Work instruction => Filter the listing so that only lines with the word "sjzrc" remain.

The input =>
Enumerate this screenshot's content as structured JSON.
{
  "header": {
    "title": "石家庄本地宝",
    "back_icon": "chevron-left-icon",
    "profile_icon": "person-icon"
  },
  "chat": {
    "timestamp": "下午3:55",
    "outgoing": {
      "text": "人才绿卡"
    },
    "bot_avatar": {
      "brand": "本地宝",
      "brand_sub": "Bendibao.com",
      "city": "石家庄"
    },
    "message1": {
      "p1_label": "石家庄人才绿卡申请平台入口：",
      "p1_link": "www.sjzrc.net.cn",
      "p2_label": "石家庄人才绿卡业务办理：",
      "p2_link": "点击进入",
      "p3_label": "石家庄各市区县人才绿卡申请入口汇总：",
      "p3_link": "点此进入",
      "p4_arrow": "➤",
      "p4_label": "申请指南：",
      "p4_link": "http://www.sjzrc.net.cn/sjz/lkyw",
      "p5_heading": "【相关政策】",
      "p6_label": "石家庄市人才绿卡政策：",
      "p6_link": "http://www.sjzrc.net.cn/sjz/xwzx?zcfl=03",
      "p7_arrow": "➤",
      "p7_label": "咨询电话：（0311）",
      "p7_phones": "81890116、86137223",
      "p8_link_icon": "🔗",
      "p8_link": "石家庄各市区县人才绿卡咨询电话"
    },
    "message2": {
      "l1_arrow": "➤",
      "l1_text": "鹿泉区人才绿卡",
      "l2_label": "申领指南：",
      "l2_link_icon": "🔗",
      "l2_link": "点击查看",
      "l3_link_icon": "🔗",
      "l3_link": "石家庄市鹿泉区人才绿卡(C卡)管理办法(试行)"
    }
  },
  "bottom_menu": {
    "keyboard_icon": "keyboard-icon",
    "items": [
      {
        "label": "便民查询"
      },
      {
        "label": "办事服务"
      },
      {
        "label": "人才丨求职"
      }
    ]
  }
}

Response to the exercise =>
      "p1_link": "www.sjzrc.net.cn",
      "p4_link": "http://www.sjzrc.net.cn/sjz/lkyw",
      "p6_link": "http://www.sjzrc.net.cn/sjz/xwzx?zcfl=03",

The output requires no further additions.